Published: Nov. 10, 2020 By

Marvin Caruthers as a postdoc student

In 1954, solar energy pioneer and CU Boulder engineering professor George Löf was granted patent US2680565 for a solar heating apparatus and method. It was the first patent associated with the university.  

Nearly 30 years later, CU received another inaugural patent. This one helped change the course of global human health. 

Patent US4415732, filed in 1981 and granted in 1983, was CU’s first patent following the 1980 Bayh-Dole Act, which allowed universities to hold patents for federally funded inventions. Distinguished chemistry and biochemistry professor Marvin Caruthers — who remains on CU’s faculty — and research chemist Serge Beaucage — now chief of the FDA’s Laboratory of Biological Chemistry — were co-inventors on the patent, which helped pave the way for Amgen, now the world’s largest independent biotechnology company.

“There was never any doubt that my life’s work would somehow be involved with one of the natural or biological sciences,” wrote Caruthers in the Journal of Biological Chemistry. 

“Phosphoramidite Compounds and Processes” patented a new class of nucleoside phosphoramidites, a chemical that allowed scientists to create short DNA or RNA sequences in the lab. These synthesized sequences — called oligonucleotides — helped initiate research on bacteria, human growth hormones, DNA testing and more. 

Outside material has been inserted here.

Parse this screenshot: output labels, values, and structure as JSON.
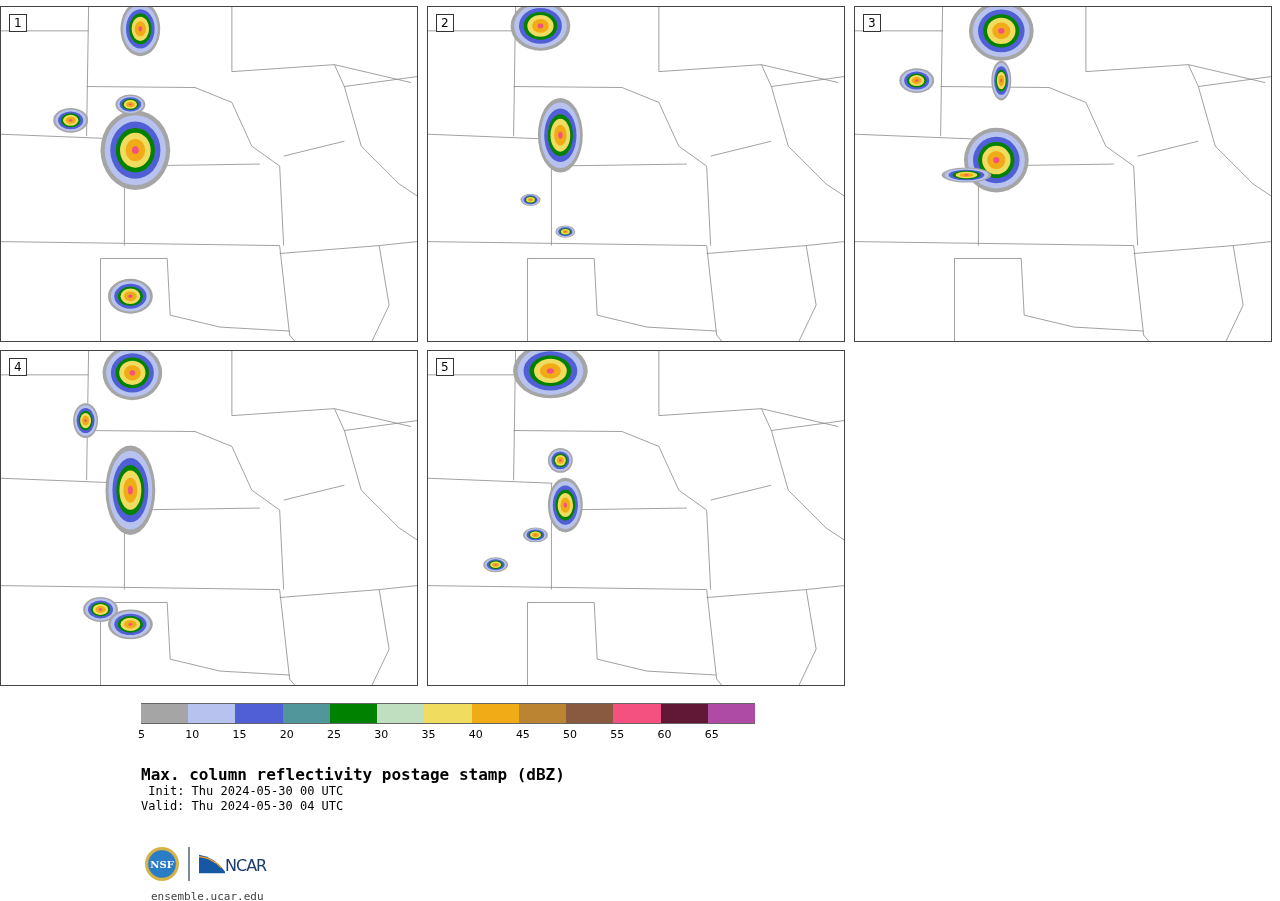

Caruther’s work involving oligonucleotide synthesis, along with other prominent DNA sequencing research of the time, jumpstarted the now multi-billion-dollar biotechnology industry.
While continuing his research at CU Boulder, Caruthers co-founded both Applied Biosystems — which sold protein sequencing and DNA synthesizing instruments — and Amgen, which focused on genetic engineering in the early 1980s. 

In addition to his responsibilities at CU, Caruthers directed a group of Amgen scientists in Boulder to synthesize DNA for treatments to help the critically ill. One such treatment helped patients with severe kidney disease. Another greatly reduced infections associated with chemotherapy. 

Today, Caruthers maintains a small research group at CU and focuses on humanitarian interests including the development of new chemistries for the treatment of rare and fatal genetic diseases. The revolutionary days of the ’80s still stay with him. 

Said Caruthers: “In my laboratory, basic research is always a co-operative activity involving many colleagues. This patent is an example. Several, in addition to Beaucage, improved and modified the chemistry so that today, almost 40 years later, these methods for chemically synthesizing DNA and RNA remain state of the art.” 

Photo courtesy of Marvin Caruthers